What to do:
The answer must be an exact copy of the records, with no pictures in it.

---------- Source data ----------

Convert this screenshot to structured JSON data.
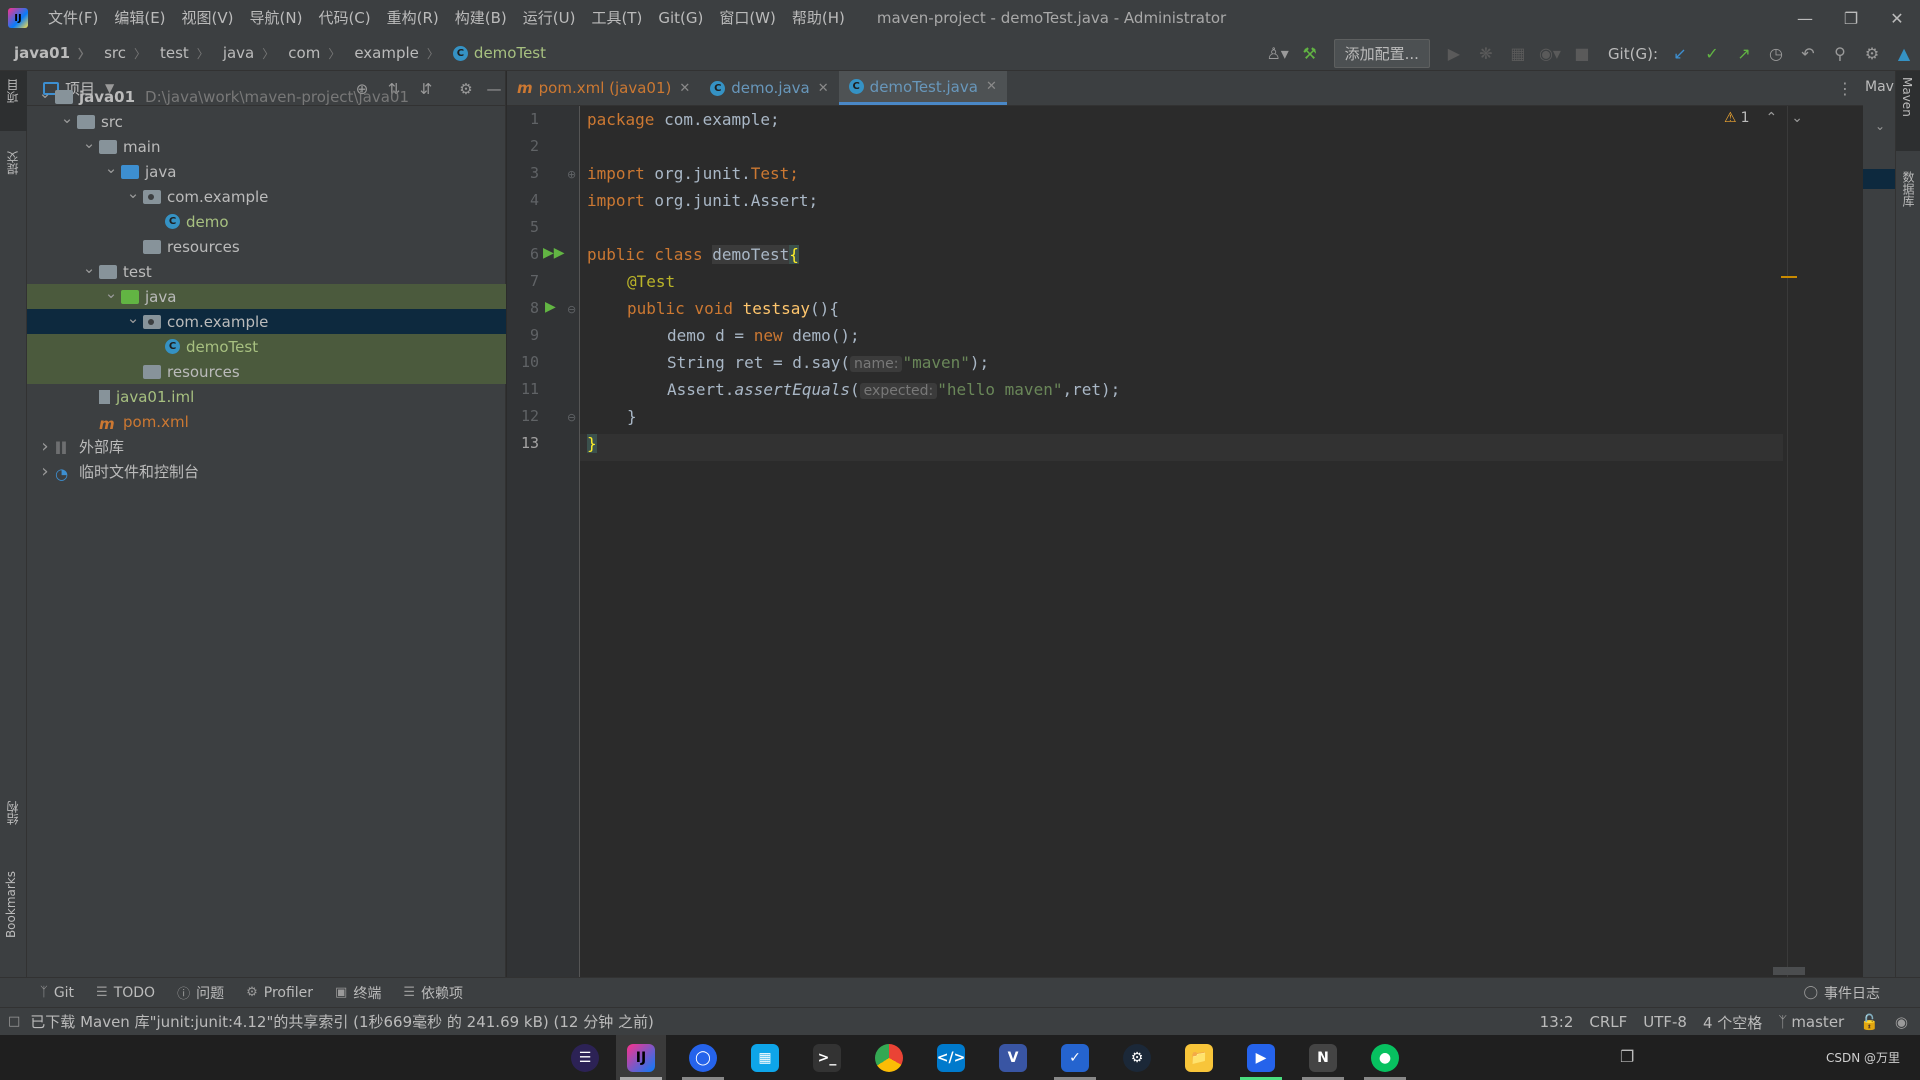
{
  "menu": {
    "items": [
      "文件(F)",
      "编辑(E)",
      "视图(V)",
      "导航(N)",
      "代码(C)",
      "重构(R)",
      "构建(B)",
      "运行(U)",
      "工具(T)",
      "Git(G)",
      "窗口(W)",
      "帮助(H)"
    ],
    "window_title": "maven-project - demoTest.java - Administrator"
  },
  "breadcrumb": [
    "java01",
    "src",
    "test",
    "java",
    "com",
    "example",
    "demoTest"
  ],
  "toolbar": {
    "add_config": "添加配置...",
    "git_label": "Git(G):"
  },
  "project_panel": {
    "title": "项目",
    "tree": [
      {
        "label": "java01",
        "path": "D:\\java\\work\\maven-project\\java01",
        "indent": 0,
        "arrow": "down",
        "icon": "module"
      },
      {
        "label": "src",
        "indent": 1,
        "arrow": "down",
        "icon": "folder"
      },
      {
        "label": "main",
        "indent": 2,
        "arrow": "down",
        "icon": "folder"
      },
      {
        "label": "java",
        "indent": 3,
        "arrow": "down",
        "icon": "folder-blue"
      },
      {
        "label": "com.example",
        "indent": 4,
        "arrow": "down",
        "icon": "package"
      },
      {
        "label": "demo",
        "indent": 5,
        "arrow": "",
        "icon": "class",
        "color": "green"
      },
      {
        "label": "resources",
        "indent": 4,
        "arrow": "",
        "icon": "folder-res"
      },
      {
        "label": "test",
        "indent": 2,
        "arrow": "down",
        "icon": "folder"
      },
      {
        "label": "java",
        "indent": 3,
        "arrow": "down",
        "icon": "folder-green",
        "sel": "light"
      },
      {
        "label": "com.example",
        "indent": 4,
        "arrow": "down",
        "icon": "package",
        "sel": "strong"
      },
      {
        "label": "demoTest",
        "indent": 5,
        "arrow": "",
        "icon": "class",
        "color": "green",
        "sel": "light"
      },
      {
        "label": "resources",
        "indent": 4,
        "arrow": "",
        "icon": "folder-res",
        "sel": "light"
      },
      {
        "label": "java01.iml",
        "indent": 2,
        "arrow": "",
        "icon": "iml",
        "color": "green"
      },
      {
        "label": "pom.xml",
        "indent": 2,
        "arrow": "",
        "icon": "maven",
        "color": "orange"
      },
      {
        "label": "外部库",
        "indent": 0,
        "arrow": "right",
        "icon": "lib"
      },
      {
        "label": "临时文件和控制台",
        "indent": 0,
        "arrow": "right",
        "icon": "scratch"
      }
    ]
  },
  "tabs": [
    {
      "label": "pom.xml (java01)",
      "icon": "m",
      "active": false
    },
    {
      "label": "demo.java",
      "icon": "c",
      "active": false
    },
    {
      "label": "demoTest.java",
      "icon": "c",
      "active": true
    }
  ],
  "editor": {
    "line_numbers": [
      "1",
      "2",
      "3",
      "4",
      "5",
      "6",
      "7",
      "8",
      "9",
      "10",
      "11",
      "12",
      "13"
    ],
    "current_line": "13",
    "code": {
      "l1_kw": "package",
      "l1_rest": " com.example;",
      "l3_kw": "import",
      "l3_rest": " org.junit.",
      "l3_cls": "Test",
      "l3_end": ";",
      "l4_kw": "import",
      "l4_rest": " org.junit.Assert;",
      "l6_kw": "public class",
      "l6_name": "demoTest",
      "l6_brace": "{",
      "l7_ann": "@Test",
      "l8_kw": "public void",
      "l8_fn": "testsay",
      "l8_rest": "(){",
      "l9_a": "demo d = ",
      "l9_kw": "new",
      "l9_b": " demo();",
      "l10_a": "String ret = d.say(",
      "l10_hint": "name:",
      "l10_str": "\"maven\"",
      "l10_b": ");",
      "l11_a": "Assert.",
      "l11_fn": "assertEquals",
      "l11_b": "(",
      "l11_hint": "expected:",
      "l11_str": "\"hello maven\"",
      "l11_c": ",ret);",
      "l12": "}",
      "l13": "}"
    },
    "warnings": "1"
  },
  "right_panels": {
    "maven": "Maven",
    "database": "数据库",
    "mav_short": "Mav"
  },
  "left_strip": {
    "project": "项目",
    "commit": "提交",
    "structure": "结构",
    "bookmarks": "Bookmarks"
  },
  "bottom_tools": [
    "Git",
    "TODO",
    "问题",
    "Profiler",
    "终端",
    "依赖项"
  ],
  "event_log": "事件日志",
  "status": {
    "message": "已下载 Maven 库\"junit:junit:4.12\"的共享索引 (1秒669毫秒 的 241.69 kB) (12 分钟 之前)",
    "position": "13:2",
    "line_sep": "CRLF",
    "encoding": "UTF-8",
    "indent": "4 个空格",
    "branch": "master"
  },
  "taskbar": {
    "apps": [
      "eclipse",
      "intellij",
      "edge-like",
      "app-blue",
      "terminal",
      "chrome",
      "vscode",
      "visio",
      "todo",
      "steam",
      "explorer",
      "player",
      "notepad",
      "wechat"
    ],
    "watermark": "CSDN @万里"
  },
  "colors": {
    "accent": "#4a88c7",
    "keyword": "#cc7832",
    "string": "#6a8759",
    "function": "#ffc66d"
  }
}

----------

Task output:
Convert this screenshot to structured JSON data.
{
  "menu": {
    "items": [
      "文件(F)",
      "编辑(E)",
      "视图(V)",
      "导航(N)",
      "代码(C)",
      "重构(R)",
      "构建(B)",
      "运行(U)",
      "工具(T)",
      "Git(G)",
      "窗口(W)",
      "帮助(H)"
    ],
    "window_title": "maven-project - demoTest.java - Administrator"
  },
  "breadcrumb": [
    "java01",
    "src",
    "test",
    "java",
    "com",
    "example",
    "demoTest"
  ],
  "toolbar": {
    "add_config": "添加配置...",
    "git_label": "Git(G):"
  },
  "project_panel": {
    "title": "项目",
    "tree": [
      {
        "label": "java01",
        "path": "D:\\java\\work\\maven-project\\java01",
        "indent": 0,
        "arrow": "down",
        "icon": "module"
      },
      {
        "label": "src",
        "indent": 1,
        "arrow": "down",
        "icon": "folder"
      },
      {
        "label": "main",
        "indent": 2,
        "arrow": "down",
        "icon": "folder"
      },
      {
        "label": "java",
        "indent": 3,
        "arrow": "down",
        "icon": "folder-blue"
      },
      {
        "label": "com.example",
        "indent": 4,
        "arrow": "down",
        "icon": "package"
      },
      {
        "label": "demo",
        "indent": 5,
        "arrow": "",
        "icon": "class",
        "color": "green"
      },
      {
        "label": "resources",
        "indent": 4,
        "arrow": "",
        "icon": "folder-res"
      },
      {
        "label": "test",
        "indent": 2,
        "arrow": "down",
        "icon": "folder"
      },
      {
        "label": "java",
        "indent": 3,
        "arrow": "down",
        "icon": "folder-green",
        "sel": "light"
      },
      {
        "label": "com.example",
        "indent": 4,
        "arrow": "down",
        "icon": "package",
        "sel": "strong"
      },
      {
        "label": "demoTest",
        "indent": 5,
        "arrow": "",
        "icon": "class",
        "color": "green",
        "sel": "light"
      },
      {
        "label": "resources",
        "indent": 4,
        "arrow": "",
        "icon": "folder-res",
        "sel": "light"
      },
      {
        "label": "java01.iml",
        "indent": 2,
        "arrow": "",
        "icon": "iml",
        "color": "green"
      },
      {
        "label": "pom.xml",
        "indent": 2,
        "arrow": "",
        "icon": "maven",
        "color": "orange"
      },
      {
        "label": "外部库",
        "indent": 0,
        "arrow": "right",
        "icon": "lib"
      },
      {
        "label": "临时文件和控制台",
        "indent": 0,
        "arrow": "right",
        "icon": "scratch"
      }
    ]
  },
  "tabs": [
    {
      "label": "pom.xml (java01)",
      "icon": "m",
      "active": false
    },
    {
      "label": "demo.java",
      "icon": "c",
      "active": false
    },
    {
      "label": "demoTest.java",
      "icon": "c",
      "active": true
    }
  ],
  "editor": {
    "line_numbers": [
      "1",
      "2",
      "3",
      "4",
      "5",
      "6",
      "7",
      "8",
      "9",
      "10",
      "11",
      "12",
      "13"
    ],
    "current_line": "13",
    "code": {
      "l1_kw": "package",
      "l1_rest": " com.example;",
      "l3_kw": "import",
      "l3_rest": " org.junit.",
      "l3_cls": "Test",
      "l3_end": ";",
      "l4_kw": "import",
      "l4_rest": " org.junit.Assert;",
      "l6_kw": "public class",
      "l6_name": "demoTest",
      "l6_brace": "{",
      "l7_ann": "@Test",
      "l8_kw": "public void",
      "l8_fn": "testsay",
      "l8_rest": "(){",
      "l9_a": "demo d = ",
      "l9_kw": "new",
      "l9_b": " demo();",
      "l10_a": "String ret = d.say(",
      "l10_hint": "name:",
      "l10_str": "\"maven\"",
      "l10_b": ");",
      "l11_a": "Assert.",
      "l11_fn": "assertEquals",
      "l11_b": "(",
      "l11_hint": "expected:",
      "l11_str": "\"hello maven\"",
      "l11_c": ",ret);",
      "l12": "}",
      "l13": "}"
    },
    "warnings": "1"
  },
  "right_panels": {
    "maven": "Maven",
    "database": "数据库",
    "mav_short": "Mav"
  },
  "left_strip": {
    "project": "项目",
    "commit": "提交",
    "structure": "结构",
    "bookmarks": "Bookmarks"
  },
  "bottom_tools": [
    "Git",
    "TODO",
    "问题",
    "Profiler",
    "终端",
    "依赖项"
  ],
  "event_log": "事件日志",
  "status": {
    "message": "已下载 Maven 库\"junit:junit:4.12\"的共享索引 (1秒669毫秒 的 241.69 kB) (12 分钟 之前)",
    "position": "13:2",
    "line_sep": "CRLF",
    "encoding": "UTF-8",
    "indent": "4 个空格",
    "branch": "master"
  },
  "taskbar": {
    "apps": [
      "eclipse",
      "intellij",
      "edge-like",
      "app-blue",
      "terminal",
      "chrome",
      "vscode",
      "visio",
      "todo",
      "steam",
      "explorer",
      "player",
      "notepad",
      "wechat"
    ],
    "watermark": "CSDN @万里"
  },
  "colors": {
    "accent": "#4a88c7",
    "keyword": "#cc7832",
    "string": "#6a8759",
    "function": "#ffc66d"
  }
}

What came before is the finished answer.